This is one of those one-in-a-million stories we all have. Somebody built some rad shit, it wound up tucked away somewhere in some guy’s pad, by chance it made its way to some other guy, and then it was re-invented into something roadworthy.
That’s the way the chopper universe works, sometimes. Jeff’s story isn’t unlike any of the others you’ve heard. We heard it and had a mixed reaction: one part “This lucky sonofabitch,” one part “Wait, what?” and one part, “Damn that’s sick.”
Try not to spit your beer out over this one.
Originally, this was a show bike built by Dave Polgreen for Born Free 3. Dave did all the fabrication work himself — stretched the original Knucklehead frame up and out two inches or so, built some nice clutch and brake controls and fabricated the killer two-piece sissybar.
If I’m not mistaken, John “Harpoon” Harpov out of Southern California did the paint. The bike originally had a dual-carb’d Knucklehead and a Harmon girder with 12-spoke American Racing magnesium wheels. It was an epic bike and build.
Eventually, Dave parted the bike out and my friend Ryan Grossman bought the chassis from him. Whenever I would go visit Ryan I would stay in his spare room, and leaning against the wall in that room was this epic nickel-plated chassis.
Ryan had also gotten a 20-over Mickey's springer and a 21-inch spool wheel to go with the project, and it all sat in his spare bedroom. Every time I would wake up in that room, usually incredibly hungover, I'd stare at that chassis and imagine how epic that bike would be.
Then I'd harass Ryan about it, saying, "You don't want to build Dave's old bike! Think of how embarrassing that would be for you!" Basically, I’d just sit there trying to give him a reason to sell me the project.
That went on for about seven years. I was relentless. Every time I saw the chassis I would dig into Ryan about it, but he would always blow me off.
Then one day out of nowhere Ryan called me up and said "You still want that Polgreen chassis?" And we finally made a deal on it.
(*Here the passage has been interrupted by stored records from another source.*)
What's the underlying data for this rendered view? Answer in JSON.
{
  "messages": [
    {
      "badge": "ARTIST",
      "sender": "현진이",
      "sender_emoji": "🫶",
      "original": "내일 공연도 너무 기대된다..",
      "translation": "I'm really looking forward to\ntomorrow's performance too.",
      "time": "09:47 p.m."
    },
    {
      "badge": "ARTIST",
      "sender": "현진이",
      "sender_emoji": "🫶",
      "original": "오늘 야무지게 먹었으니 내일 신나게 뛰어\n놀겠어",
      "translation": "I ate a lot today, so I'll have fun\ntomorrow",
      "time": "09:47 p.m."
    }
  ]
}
I was living in Nashville at the time and Born-Free Co-Founder Grant Peterson was kind enough to deliver the chassis to me on his way to The Race of Gentlemen in New Jersey. I had a 47 FL motor and 47 trans waiting and the bike came together pretty quickly.
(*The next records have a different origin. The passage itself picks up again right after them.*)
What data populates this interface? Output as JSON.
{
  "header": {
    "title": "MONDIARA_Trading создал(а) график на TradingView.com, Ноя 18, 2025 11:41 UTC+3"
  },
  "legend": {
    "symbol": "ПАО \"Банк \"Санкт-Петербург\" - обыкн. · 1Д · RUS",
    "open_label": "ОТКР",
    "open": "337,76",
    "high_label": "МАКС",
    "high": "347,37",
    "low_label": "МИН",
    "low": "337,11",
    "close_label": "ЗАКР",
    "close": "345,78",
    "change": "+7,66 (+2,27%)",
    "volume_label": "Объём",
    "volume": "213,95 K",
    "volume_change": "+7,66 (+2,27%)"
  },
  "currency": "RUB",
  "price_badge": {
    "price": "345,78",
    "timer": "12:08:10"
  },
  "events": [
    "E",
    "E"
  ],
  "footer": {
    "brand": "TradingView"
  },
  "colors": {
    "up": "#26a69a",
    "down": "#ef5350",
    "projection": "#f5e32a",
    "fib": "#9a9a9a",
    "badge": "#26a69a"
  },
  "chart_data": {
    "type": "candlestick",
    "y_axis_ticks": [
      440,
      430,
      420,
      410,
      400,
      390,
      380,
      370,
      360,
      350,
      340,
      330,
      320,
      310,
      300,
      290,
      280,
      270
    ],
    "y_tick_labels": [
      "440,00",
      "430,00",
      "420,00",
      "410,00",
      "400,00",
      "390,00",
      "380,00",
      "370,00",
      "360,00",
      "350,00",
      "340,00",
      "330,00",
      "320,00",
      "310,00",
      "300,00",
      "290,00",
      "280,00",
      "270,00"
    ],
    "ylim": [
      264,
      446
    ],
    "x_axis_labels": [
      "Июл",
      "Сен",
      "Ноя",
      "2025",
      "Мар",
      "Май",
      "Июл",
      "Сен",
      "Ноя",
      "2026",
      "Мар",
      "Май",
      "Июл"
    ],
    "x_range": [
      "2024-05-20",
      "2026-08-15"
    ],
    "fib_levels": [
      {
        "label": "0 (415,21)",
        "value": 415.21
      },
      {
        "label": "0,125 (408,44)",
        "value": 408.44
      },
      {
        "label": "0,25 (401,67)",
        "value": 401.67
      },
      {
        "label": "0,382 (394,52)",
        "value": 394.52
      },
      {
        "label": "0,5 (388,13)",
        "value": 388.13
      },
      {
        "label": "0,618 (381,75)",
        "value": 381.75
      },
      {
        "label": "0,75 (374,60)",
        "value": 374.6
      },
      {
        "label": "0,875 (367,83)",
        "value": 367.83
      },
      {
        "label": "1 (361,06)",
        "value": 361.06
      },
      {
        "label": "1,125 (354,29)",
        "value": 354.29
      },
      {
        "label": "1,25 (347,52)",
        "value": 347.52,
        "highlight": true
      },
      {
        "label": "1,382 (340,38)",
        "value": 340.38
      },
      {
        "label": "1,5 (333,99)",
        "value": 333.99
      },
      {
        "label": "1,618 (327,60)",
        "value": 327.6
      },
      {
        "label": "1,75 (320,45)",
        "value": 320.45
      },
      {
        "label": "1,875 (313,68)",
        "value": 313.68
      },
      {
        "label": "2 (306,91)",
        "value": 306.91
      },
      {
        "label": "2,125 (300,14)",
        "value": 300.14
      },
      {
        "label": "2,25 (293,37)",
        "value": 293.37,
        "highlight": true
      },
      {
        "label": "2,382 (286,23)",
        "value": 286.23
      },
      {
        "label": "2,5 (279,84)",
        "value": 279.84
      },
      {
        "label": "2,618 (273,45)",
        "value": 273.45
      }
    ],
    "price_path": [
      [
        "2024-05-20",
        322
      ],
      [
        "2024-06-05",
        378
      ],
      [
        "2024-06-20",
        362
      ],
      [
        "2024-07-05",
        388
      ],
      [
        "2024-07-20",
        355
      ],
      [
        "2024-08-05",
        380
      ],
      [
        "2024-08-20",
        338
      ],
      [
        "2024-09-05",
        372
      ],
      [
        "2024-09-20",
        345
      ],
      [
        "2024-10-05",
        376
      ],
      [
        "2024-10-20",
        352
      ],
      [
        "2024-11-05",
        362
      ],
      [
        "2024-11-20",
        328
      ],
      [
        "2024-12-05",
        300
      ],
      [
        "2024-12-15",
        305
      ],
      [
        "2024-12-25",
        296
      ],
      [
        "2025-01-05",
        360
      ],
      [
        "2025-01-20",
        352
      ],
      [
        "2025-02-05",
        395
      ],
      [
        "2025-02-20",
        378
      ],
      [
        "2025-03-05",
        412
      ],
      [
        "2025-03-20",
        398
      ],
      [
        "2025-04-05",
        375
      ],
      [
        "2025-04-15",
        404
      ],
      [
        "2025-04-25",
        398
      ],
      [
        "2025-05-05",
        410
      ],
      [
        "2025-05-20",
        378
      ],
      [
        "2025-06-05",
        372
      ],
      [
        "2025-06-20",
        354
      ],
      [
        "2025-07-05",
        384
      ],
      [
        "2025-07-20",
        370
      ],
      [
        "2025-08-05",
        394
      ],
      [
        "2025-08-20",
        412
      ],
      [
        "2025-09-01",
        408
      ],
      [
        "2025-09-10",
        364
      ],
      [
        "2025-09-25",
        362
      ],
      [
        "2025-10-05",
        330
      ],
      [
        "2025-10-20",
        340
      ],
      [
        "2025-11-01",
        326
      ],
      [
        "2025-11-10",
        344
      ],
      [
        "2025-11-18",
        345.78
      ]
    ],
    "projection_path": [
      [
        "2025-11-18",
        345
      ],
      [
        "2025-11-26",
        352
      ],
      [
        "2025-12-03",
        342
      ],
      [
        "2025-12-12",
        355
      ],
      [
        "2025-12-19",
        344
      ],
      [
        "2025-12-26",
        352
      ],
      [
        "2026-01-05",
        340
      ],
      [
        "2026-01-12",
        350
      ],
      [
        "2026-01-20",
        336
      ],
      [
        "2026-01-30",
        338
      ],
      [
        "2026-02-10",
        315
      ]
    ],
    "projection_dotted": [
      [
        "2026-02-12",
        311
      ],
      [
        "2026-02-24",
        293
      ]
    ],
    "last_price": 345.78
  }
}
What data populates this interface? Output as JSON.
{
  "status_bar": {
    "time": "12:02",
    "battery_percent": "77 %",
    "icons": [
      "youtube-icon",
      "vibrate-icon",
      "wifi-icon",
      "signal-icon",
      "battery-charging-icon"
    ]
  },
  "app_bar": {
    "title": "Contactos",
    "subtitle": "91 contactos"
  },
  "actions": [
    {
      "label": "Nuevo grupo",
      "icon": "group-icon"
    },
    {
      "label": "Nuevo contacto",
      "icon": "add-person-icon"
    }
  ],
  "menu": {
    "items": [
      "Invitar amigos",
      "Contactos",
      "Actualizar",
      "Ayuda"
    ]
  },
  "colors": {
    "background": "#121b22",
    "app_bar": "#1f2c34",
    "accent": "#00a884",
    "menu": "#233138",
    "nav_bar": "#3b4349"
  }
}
Dave had already done all of the fabrication, so it was a pretty straightforward build. The only thing the bike was missing was the original Harpoon painted tank which was hanging on a wall in Dave's shop.
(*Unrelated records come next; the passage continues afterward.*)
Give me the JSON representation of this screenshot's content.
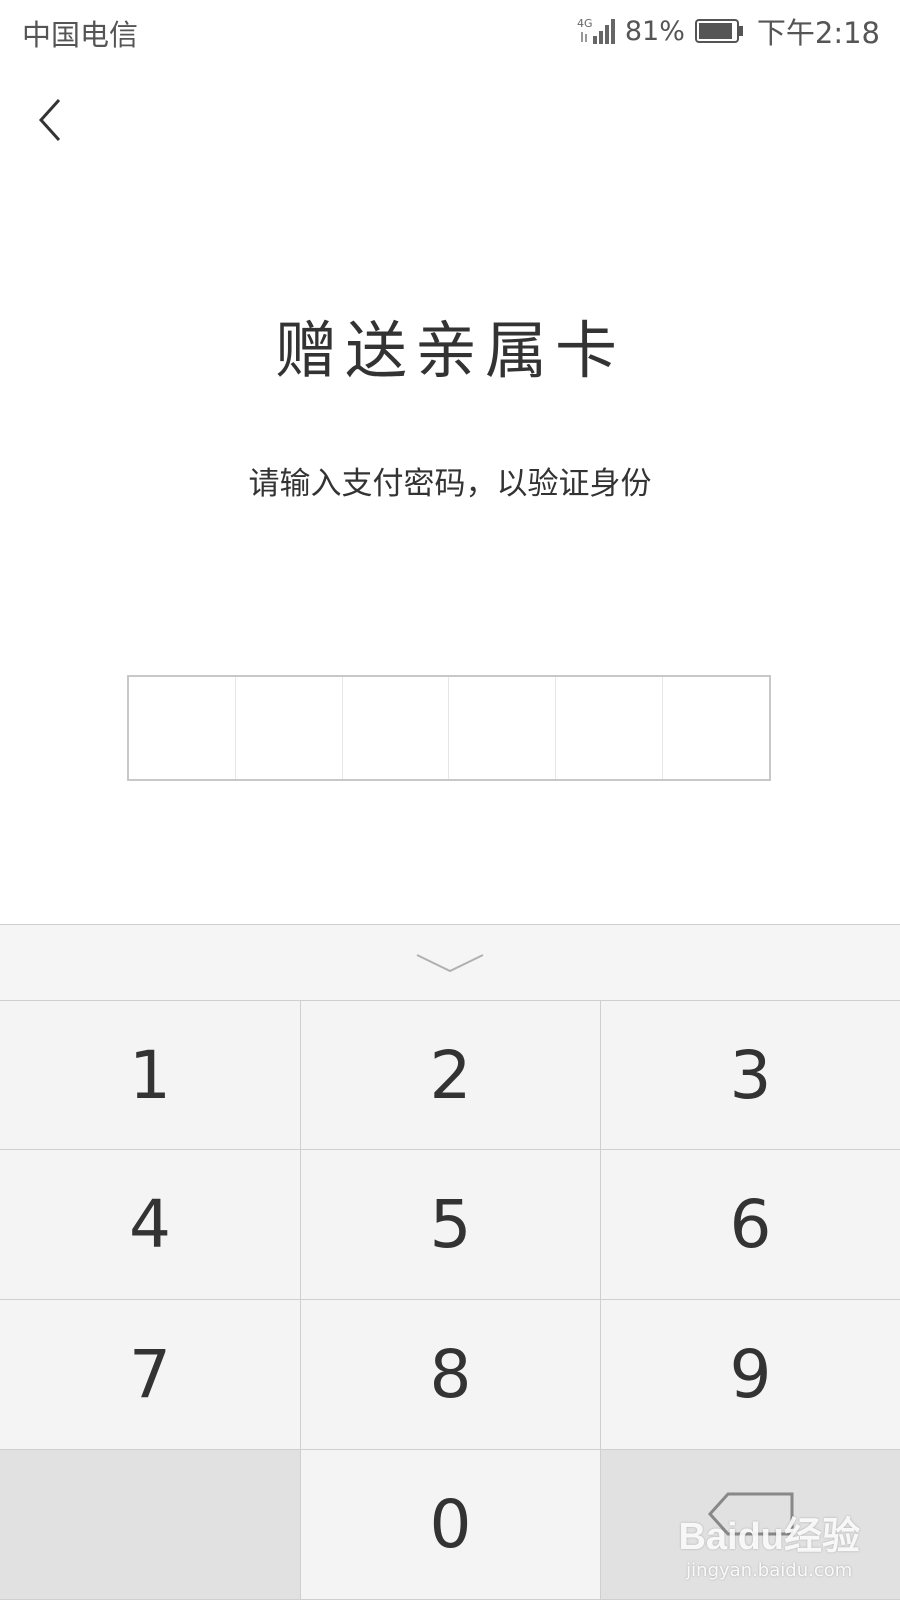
{
  "status_bar": {
    "carrier": "中国电信",
    "network": "4G",
    "battery_percent": "81%",
    "time": "下午2:18"
  },
  "nav": {
    "back_icon": "chevron-left-icon"
  },
  "page": {
    "title": "赠送亲属卡",
    "subtitle": "请输入支付密码，以验证身份"
  },
  "password": {
    "length": 6,
    "entered": 0
  },
  "keypad": {
    "collapse_icon": "chevron-down-icon",
    "keys": [
      "1",
      "2",
      "3",
      "4",
      "5",
      "6",
      "7",
      "8",
      "9",
      "",
      "0",
      ""
    ],
    "delete_icon": "backspace-icon"
  },
  "watermark": {
    "logo": "Baidu经验",
    "url": "jingyan.baidu.com"
  }
}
To be honest, I didn't even make a play on the tank — I had a chrome Wassell tank hanging on my wall and knew it would look good. My friend Jeremy “Raddy” Radford helped me assemble and get the bike dialed in over a few dozen beers, and that's how the Nickel Knuckle was given a second life.